Cloud computing has overcast most, if not all, industry segments because of the benefits it offers. From manufacturing to e-commerce, banking to insurance, and education to real estate, industries are adapting cloud for its inherent benefits. The healthcare industry is also undergoing considerable change with healthcare organizations focusing on delivering `smart healthcare’ which means non-traditional care settings, multi-location facilities, and long-distance patient service. According to Deloitte, “With quality, outcomes, and value being the buzzwords for health care in the 21st century, sector stakeholders in the US and around the globe are looking for innovative and cost-effective ways to deliver patient-centered, technology-enabled “smart” health care, both inside and outside hospital walls.”
However, underlying this need for change, the challenges faced by healthcare providers is more close to home and relates to IT and operations. For these organizations, the cloud is not as simple as it looks even though it makes absolute sense in a seamless, connected world of patient care. For HIPAA covered entities especially, the trepidation relates to whether they can consider the cloud while maintaining compliance with regulations related to protecting Electronic Protected Health Information (ePHI). Their concern primarily arises from the fact that there is some amount of ambiguity surrounding the public cloud, especially in terms of security and compliance.
HIPAA or Health Insurance Portability and Accountability Act came into existence in 1996. It has empowered millions of people in America to transfer and continue their health insurance when changing or leaving a job. It protects against health care fraud and most importantly mandates industry-wide standards for health care information on electronic billing. It also mandates confidentiality with health information.
HIPAA and the Cloud
Healthcare organizations, that have an internal IT function, should consider collaborating with cloud service providers to evaluate the benefits versus the risks involved in cloud migration. The service provider becomes responsible for HIPAA compliance.
Some points to be remembered for HIPAA compliant cloud computing:
- The cloud need not really be sky high for healthcare organizations, as long as the service provider enters a SLA or Service Level Agreement, which covers HIPAA compliance.
- Service providers will need to perform all the necessary due diligence to ensure compliance during migration and after. It is their responsibility to ensure that the cloud has been assessed against the HIPAA Security Rule and data is safe and secure.
- When implementing solutions, service providers should ensure system-wide firewalls which will cover software, hardware and web apps, for HIPAA compliance.
- Service providers should ensure that the Virtual Private Network (VPN) is encrypted to ensure that applications running on a public network or cloud can still be managed as though it resides on a private network.
- Multi-factor authentication as a security check ensures that more than one form of authentication is in place.
- Finally, secure sockets layer (SSL certificates) should be in place throughout the application, from where sensitive data can be accessed.

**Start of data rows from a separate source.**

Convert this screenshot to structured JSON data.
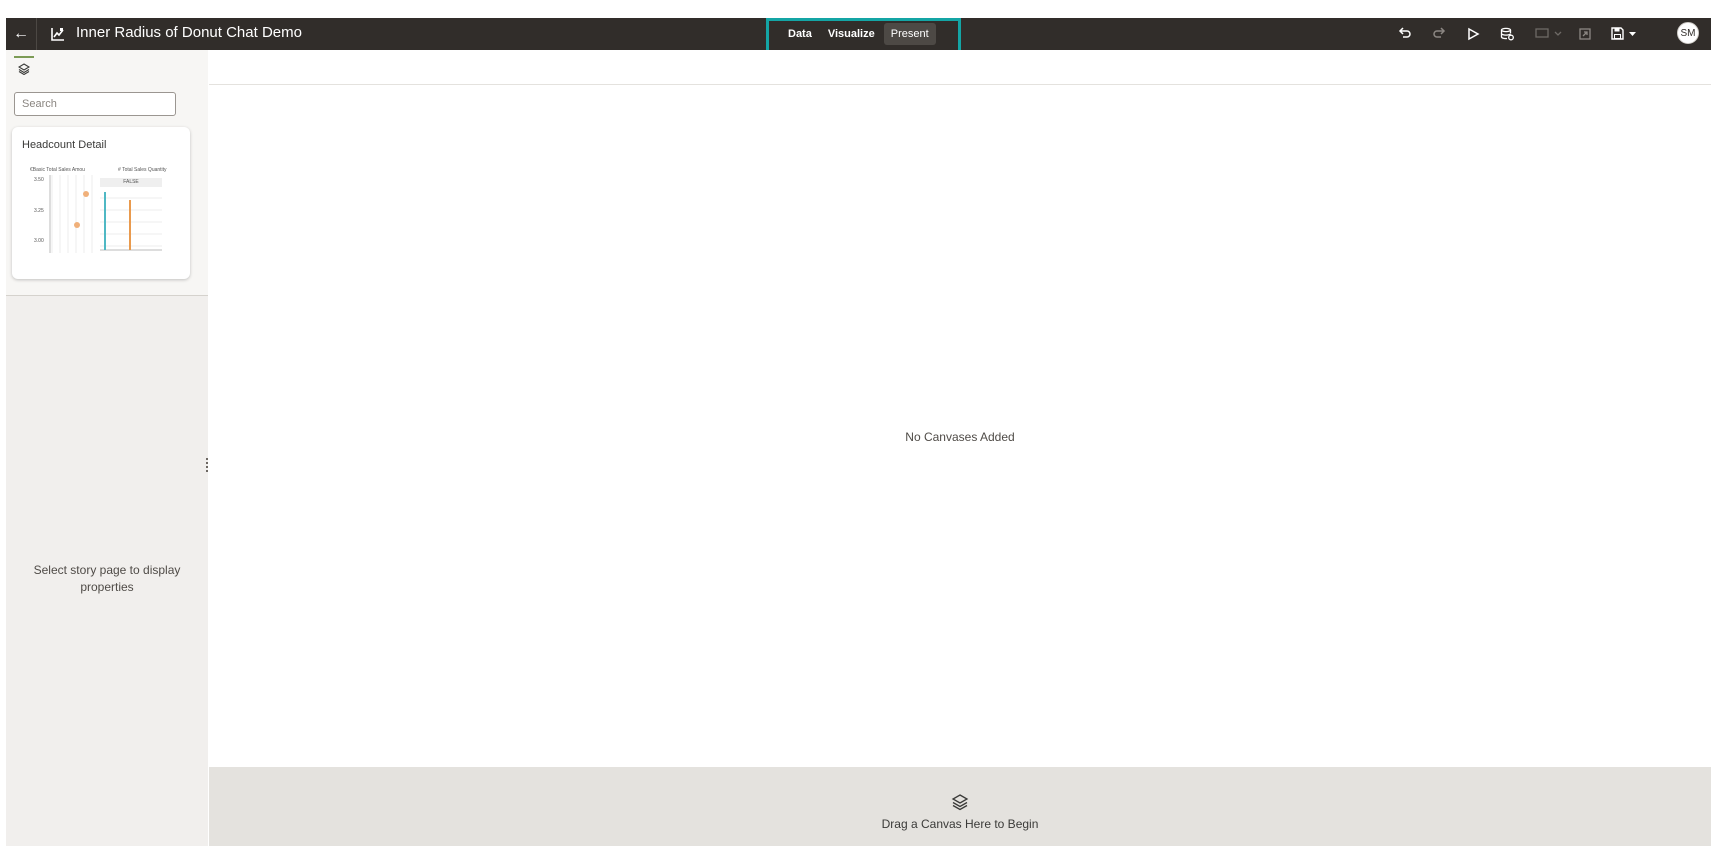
{
  "header": {
    "title": "Inner Radius of Donut Chat Demo",
    "modes": [
      {
        "label": "Data",
        "active": false
      },
      {
        "label": "Visualize",
        "active": false
      },
      {
        "label": "Present",
        "active": true
      }
    ],
    "user_initials": "SM",
    "icons": [
      "back-arrow-icon",
      "chart-icon",
      "undo-icon",
      "redo-icon",
      "play-icon",
      "data-refresh-icon",
      "comment-icon",
      "export-icon",
      "save-icon",
      "avatar"
    ]
  },
  "left_panel": {
    "search_placeholder": "Search",
    "card": {
      "title": "Headcount Detail",
      "chart_left_label": "€Basic Total Sales Amou",
      "chart_right_label": "# Total Sales Quantity",
      "chart_right_header": "FALSE",
      "y_ticks": [
        "3.50",
        "3.25",
        "3.00"
      ]
    },
    "properties_message": "Select story page to display properties"
  },
  "main": {
    "empty_message": "No Canvases Added",
    "drop_message": "Drag a Canvas Here to Begin"
  },
  "colors": {
    "topbar": "#312d2a",
    "highlight": "#14a5a5",
    "accent_green": "#7c9b55",
    "point_orange": "#f0b07a",
    "bar_teal": "#4fb8c4",
    "bar_orange": "#e99a4d"
  }
}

During the last 20 years, Trigent has partnered with Healthcare Providers and Healthcare ISVs to develop innovative solutions in the healthcare space such as Practice Management, Clinical Data Management, Patient Portals, Analytics & Reporting Solutions and most importantly, Integration Solutions which are HL7 and HIPAA compliant.